Could gathering rose hips and making your own jelly come back into fashion?
The fruit of the rose, the rose hip, has been used in cooking for many centuries.
The hip is rich in vitamin C and roses have been used as medicine since ancient times. They are closely related to almonds, apples, apricots, cherries, peaches, pears, plums, and other fruit
During the 17th Century, Culpeper, prescribed rose hips for ‘consumptive persons’, as well as for ‘tickling rheums’, ‘breaking the stone’ (in the kidneys) and to help digestion. Rose-hips have mild laxative and diuretic properties as well as being of help in the treatment of urinary infections.
During the Second World War, when citrus fruits were scarce, there were State schemes to encourage people to forage for rose hips and many people used them to make syrups and jellies as a substitute for marmalade.
If you enjoy country walks and foraging the best places to find hips are from wild roses, mainly the dog rose, often found alongside canals, and in towns and cities, from Rosa Rugosa, which is very popular as an amenity planting in parks, cemeteries, gardens, around tower-blocks.
They are best gathered in the late autumn when they are fully ripe.

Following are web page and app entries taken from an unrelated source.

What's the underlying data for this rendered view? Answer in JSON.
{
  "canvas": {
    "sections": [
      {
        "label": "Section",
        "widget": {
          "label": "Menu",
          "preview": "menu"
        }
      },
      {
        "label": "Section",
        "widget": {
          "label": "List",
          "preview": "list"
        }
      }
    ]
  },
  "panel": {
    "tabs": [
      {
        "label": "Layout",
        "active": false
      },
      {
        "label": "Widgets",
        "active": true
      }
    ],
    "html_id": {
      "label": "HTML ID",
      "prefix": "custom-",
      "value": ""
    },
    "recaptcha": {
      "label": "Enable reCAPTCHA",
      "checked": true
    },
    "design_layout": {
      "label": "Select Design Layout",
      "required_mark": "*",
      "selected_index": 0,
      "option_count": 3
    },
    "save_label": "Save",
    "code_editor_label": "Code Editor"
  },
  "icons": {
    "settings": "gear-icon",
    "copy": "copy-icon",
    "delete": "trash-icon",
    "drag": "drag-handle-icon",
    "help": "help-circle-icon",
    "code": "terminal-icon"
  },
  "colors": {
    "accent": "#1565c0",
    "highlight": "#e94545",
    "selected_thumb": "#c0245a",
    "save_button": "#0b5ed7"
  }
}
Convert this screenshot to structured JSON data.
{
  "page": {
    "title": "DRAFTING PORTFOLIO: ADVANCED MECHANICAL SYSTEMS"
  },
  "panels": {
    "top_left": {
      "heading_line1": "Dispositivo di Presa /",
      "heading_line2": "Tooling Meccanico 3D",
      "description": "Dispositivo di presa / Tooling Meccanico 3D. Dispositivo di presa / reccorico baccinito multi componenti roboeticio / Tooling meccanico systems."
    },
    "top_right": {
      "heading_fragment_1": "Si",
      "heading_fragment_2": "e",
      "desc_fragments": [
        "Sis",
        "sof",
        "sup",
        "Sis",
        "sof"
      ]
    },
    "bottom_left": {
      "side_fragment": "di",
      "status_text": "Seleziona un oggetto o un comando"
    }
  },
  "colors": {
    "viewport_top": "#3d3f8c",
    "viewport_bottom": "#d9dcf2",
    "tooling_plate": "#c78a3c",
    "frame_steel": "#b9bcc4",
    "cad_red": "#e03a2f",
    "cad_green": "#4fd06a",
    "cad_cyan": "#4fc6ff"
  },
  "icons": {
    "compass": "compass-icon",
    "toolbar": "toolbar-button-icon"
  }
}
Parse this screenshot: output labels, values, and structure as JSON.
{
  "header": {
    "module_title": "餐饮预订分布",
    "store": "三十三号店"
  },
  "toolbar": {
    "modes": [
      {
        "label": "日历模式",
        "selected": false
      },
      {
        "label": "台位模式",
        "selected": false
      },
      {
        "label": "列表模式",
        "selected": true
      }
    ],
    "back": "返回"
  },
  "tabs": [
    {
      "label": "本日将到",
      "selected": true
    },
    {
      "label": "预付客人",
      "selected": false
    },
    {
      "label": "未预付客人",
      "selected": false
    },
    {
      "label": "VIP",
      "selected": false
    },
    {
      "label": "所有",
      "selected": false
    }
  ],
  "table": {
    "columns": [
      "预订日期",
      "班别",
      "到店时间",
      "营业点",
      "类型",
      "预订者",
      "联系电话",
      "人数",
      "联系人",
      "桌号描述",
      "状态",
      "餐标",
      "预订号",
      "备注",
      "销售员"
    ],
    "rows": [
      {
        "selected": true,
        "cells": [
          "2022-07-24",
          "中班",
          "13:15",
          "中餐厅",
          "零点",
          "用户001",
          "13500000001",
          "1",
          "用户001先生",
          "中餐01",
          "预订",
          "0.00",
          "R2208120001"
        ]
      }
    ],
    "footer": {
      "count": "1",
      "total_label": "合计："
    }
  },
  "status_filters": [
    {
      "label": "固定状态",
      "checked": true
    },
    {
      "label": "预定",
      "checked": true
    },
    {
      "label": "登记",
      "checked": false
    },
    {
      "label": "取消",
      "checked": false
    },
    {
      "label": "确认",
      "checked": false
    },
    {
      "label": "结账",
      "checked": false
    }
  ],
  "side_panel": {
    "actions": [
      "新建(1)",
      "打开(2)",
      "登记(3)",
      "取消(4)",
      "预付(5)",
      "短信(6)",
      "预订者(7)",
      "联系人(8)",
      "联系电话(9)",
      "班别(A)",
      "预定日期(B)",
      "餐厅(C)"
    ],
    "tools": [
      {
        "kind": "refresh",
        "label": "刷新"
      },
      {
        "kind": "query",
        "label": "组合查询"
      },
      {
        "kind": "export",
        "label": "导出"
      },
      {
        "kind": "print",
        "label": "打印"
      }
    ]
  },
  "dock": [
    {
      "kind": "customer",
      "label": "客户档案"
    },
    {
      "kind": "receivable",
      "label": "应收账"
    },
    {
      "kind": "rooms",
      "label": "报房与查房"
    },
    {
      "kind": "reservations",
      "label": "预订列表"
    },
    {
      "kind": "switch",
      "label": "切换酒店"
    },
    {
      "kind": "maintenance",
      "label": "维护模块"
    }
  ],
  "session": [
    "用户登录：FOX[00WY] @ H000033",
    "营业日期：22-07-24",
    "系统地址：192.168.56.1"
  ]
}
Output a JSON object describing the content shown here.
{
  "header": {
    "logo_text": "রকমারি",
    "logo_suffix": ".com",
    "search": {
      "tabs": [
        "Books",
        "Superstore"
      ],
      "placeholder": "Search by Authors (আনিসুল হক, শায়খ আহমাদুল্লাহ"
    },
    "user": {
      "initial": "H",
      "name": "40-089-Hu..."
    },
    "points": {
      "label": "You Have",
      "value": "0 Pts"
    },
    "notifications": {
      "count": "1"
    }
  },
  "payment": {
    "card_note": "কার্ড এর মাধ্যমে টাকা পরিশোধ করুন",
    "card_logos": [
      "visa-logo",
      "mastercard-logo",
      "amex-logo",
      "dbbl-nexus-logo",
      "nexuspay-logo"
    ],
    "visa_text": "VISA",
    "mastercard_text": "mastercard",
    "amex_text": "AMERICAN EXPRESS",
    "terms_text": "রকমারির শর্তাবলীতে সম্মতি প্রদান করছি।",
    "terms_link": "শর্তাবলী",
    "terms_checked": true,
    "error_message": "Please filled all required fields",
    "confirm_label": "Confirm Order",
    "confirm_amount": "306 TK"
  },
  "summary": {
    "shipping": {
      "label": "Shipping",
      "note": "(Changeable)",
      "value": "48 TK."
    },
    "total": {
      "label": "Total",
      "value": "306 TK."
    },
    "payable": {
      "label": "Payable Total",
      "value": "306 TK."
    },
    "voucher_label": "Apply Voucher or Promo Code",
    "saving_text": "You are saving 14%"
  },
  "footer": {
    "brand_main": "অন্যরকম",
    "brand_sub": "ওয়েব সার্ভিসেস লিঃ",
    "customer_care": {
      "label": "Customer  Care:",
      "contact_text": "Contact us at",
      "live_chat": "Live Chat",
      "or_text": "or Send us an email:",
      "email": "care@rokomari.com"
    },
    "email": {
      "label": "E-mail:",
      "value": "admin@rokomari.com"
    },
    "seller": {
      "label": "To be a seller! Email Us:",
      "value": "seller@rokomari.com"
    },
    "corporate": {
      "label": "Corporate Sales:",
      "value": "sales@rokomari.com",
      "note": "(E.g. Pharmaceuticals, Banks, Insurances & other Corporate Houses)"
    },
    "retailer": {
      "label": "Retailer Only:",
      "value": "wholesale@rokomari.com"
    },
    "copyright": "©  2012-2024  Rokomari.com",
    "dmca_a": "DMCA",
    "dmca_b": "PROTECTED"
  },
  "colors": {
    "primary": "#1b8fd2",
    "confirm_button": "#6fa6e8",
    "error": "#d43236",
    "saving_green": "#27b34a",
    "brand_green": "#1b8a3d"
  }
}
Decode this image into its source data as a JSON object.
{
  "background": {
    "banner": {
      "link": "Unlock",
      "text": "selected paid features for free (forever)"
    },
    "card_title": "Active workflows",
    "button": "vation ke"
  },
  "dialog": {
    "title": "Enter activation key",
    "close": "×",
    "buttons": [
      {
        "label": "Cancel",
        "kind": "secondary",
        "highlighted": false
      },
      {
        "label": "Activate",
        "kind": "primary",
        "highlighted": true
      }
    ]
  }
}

They are mostly red in colour but you can find black and dark purple versions. It is best to pick them from the wild or make sure the plants have not been sprayed with pesticides.
We have a recipe, courtesy of simply recipes.com if you would like to try making your own rose hip jelly:
Ingredients for six 8-oz jars
2 quarts rose hips
6 cups water
1/2 cup fresh squeezed lemon juice
1 package pectin
1/4 teaspoon butter
3 1/2 cups sugar
You will also need a jelly bag strainer or muslin and do not use aluminium or cast iron pans, stick to stainless steel.
To make the jelly:
Rinse and trim the hips and cut in half to scrape out the seeds, then put the hips in a large pan with six cups of water. Bring to a boil and reduce heat to simmer. Cover and cook for 1 hour (or longer), until rose hips are soft and mashable.
Mash them into a rough puree and strain them using either a jelly bag or fine muslin stretched over a bowl or large pot. Leave to strain for at least an hour then squeeze to get any remaining liquid.
You will need three cups of the juice for this recipe. Add the lemon juice and pectin (to aid setting) and bring to a boil, dissolving all of the pectin.
Add the sugar. Once the sugar has dissolved, add the butter. Bring to a hard boil and boil for exactly one minute. Pour off into your storage jars, leaving a little headspace.
Cultural hints for March 2020
With all the recent storms check any staked standards to make sure that the stakes are still sound. If necessary replace broken or damaged stakes. It can be heart-breaking to lose standards through breakages.
Bare root roses can still be planted throughout March. Depending on the time of supply they will come either unpruned or ready pruned. The roses will be received with full planting, pruning and after care guide. If pruned an additional advice slip will be included. If pruning is needed it is advisable to leave the roses for at least a week after planting before you prune. This helps to get the root system settled.
March is also the main pruning time for all bush and standard roses. Roses planting autumn 2019 onwards should be left until 3rd week in March. Established roses, depending on weather conditions and area you live can be pruned anything from 4th week in February. Ignore the fact that some plants may have started to shoot, still prune very hard.
If you haven’t pruned climbing roses these can also still be pruned and tidied up in March.
After pruning feed with a slow release fertilizer such as Vitax Q4, Vitax Rose Food, Vitax Organic Rose Food or Top Rose